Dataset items
+ + + +

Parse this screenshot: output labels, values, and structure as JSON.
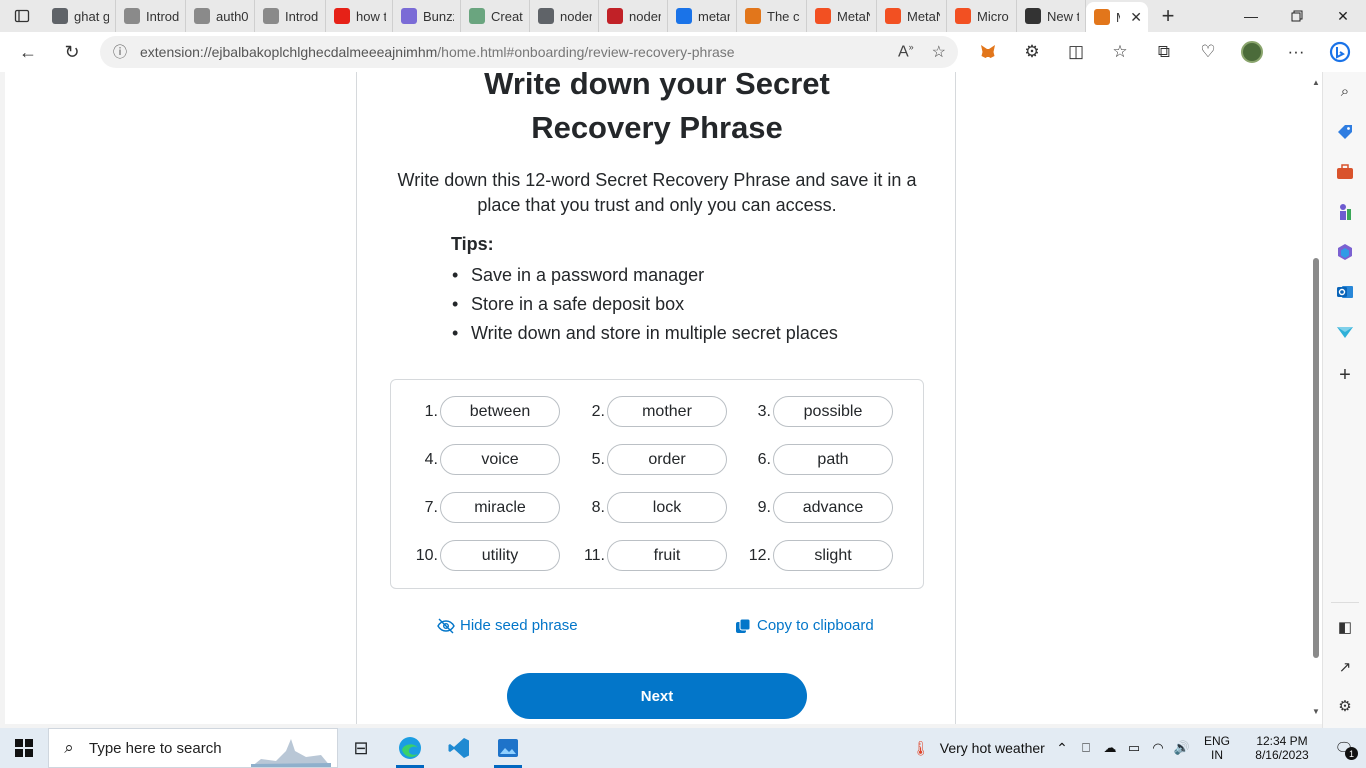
{
  "browser": {
    "tabs": [
      {
        "title": "ghat g",
        "icon": "search-icon",
        "color": "#5f6368"
      },
      {
        "title": "Introd",
        "icon": "openai-icon",
        "color": "#8a8a8a"
      },
      {
        "title": "auth0",
        "icon": "page-icon",
        "color": "#8a8a8a"
      },
      {
        "title": "Introd",
        "icon": "openai-icon",
        "color": "#8a8a8a"
      },
      {
        "title": "how t",
        "icon": "youtube-icon",
        "color": "#e62117"
      },
      {
        "title": "Bunzz",
        "icon": "bunzz-icon",
        "color": "#7a6bd6"
      },
      {
        "title": "Create",
        "icon": "openai-icon",
        "color": "#6aa57f"
      },
      {
        "title": "noder",
        "icon": "search-icon",
        "color": "#5f6368"
      },
      {
        "title": "noder",
        "icon": "npm-icon",
        "color": "#c12127"
      },
      {
        "title": "metan",
        "icon": "search-icon",
        "color": "#1a73e8"
      },
      {
        "title": "The cr",
        "icon": "metamask-icon",
        "color": "#e2761b"
      },
      {
        "title": "MetaN",
        "icon": "microsoft-icon",
        "color": "#f25022"
      },
      {
        "title": "MetaN",
        "icon": "microsoft-icon",
        "color": "#f25022"
      },
      {
        "title": "Micro",
        "icon": "microsoft-icon",
        "color": "#f25022"
      },
      {
        "title": "New t",
        "icon": "newtab-icon",
        "color": "#333333"
      },
      {
        "title": "M",
        "icon": "metamask-icon",
        "color": "#e2761b",
        "active": true
      }
    ],
    "url_host": "extension://ejbalbakoplchlghecdalmeeeajnimhm",
    "url_rest": "/home.html#onboarding/review-recovery-phrase"
  },
  "page": {
    "heading_line1": "Write down your Secret",
    "heading_line2": "Recovery Phrase",
    "subtext": "Write down this 12-word Secret Recovery Phrase and save it in a place that you trust and only you can access.",
    "tips_title": "Tips:",
    "tips": [
      "Save in a password manager",
      "Store in a safe deposit box",
      "Write down and store in multiple secret places"
    ],
    "words": [
      {
        "num": "1.",
        "word": "between"
      },
      {
        "num": "2.",
        "word": "mother"
      },
      {
        "num": "3.",
        "word": "possible"
      },
      {
        "num": "4.",
        "word": "voice"
      },
      {
        "num": "5.",
        "word": "order"
      },
      {
        "num": "6.",
        "word": "path"
      },
      {
        "num": "7.",
        "word": "miracle"
      },
      {
        "num": "8.",
        "word": "lock"
      },
      {
        "num": "9.",
        "word": "advance"
      },
      {
        "num": "10.",
        "word": "utility"
      },
      {
        "num": "11.",
        "word": "fruit"
      },
      {
        "num": "12.",
        "word": "slight"
      }
    ],
    "hide_label": "Hide seed phrase",
    "copy_label": "Copy to clipboard",
    "next_label": "Next",
    "accent": "#0376c9"
  },
  "taskbar": {
    "search_placeholder": "Type here to search",
    "weather": "Very hot weather",
    "lang_top": "ENG",
    "lang_bottom": "IN",
    "time": "12:34 PM",
    "date": "8/16/2023",
    "notification_count": "1"
  }
}
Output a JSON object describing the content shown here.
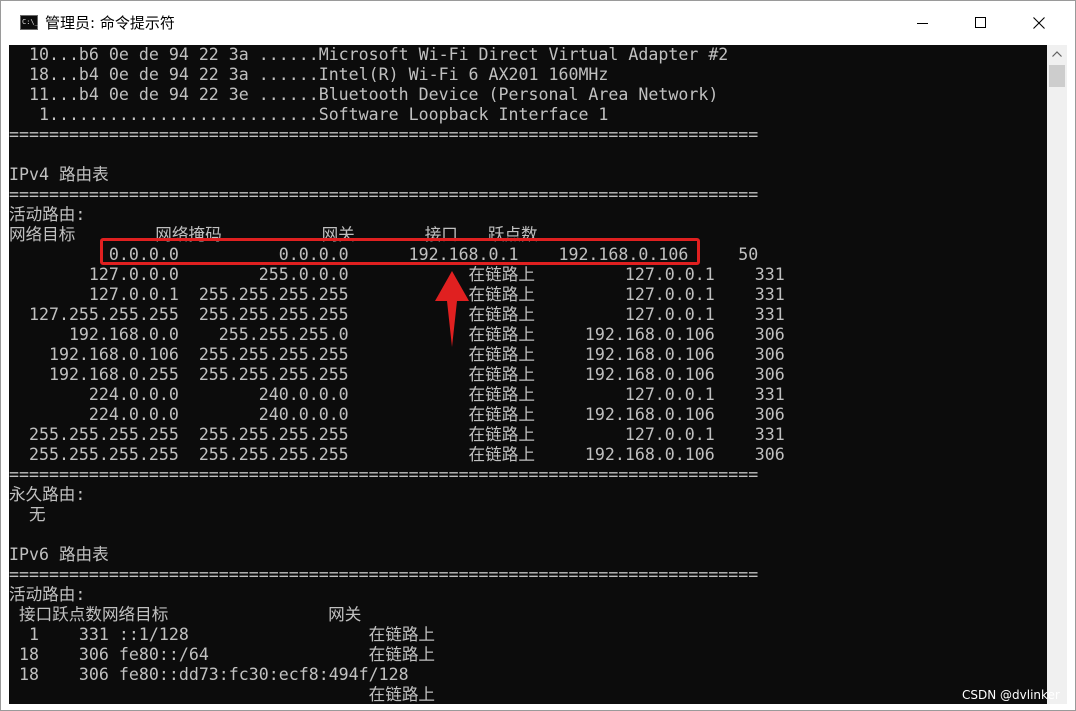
{
  "window": {
    "title": "管理员: 命令提示符",
    "icon_label": "C:\\_"
  },
  "console": {
    "lines": [
      "  10...b6 0e de 94 22 3a ......Microsoft Wi-Fi Direct Virtual Adapter #2",
      "  18...b4 0e de 94 22 3a ......Intel(R) Wi-Fi 6 AX201 160MHz",
      "  11...b4 0e de 94 22 3e ......Bluetooth Device (Personal Area Network)",
      "   1...........................Software Loopback Interface 1",
      "===========================================================================",
      "",
      "IPv4 路由表",
      "===========================================================================",
      "活动路由:",
      "网络目标        网络掩码          网关       接口   跃点数",
      "          0.0.0.0          0.0.0.0      192.168.0.1    192.168.0.106     50",
      "        127.0.0.0        255.0.0.0            在链路上         127.0.0.1    331",
      "        127.0.0.1  255.255.255.255            在链路上         127.0.0.1    331",
      "  127.255.255.255  255.255.255.255            在链路上         127.0.0.1    331",
      "      192.168.0.0    255.255.255.0            在链路上     192.168.0.106    306",
      "    192.168.0.106  255.255.255.255            在链路上     192.168.0.106    306",
      "    192.168.0.255  255.255.255.255            在链路上     192.168.0.106    306",
      "        224.0.0.0        240.0.0.0            在链路上         127.0.0.1    331",
      "        224.0.0.0        240.0.0.0            在链路上     192.168.0.106    306",
      "  255.255.255.255  255.255.255.255            在链路上         127.0.0.1    331",
      "  255.255.255.255  255.255.255.255            在链路上     192.168.0.106    306",
      "===========================================================================",
      "永久路由:",
      "  无",
      "",
      "IPv6 路由表",
      "===========================================================================",
      "活动路由:",
      " 接口跃点数网络目标                网关",
      "  1    331 ::1/128                  在链路上",
      " 18    306 fe80::/64                在链路上",
      " 18    306 fe80::dd73:fc30:ecf8:494f/128",
      "                                    在链路上"
    ]
  },
  "watermark": "CSDN @dvlinker",
  "colors": {
    "console_bg": "#0c0c0c",
    "console_text": "#c0c0c0",
    "highlight": "#e02020"
  }
}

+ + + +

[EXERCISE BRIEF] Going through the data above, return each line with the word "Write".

[RESPONSE FOR THIS EXERCISE]
    "heading_line1": "Write down your Secret",
    "subtext": "Write down this 12-word Secret Recovery Phrase and save it in a place that you trust and only you can access.",
      "Write down and store in multiple secret places"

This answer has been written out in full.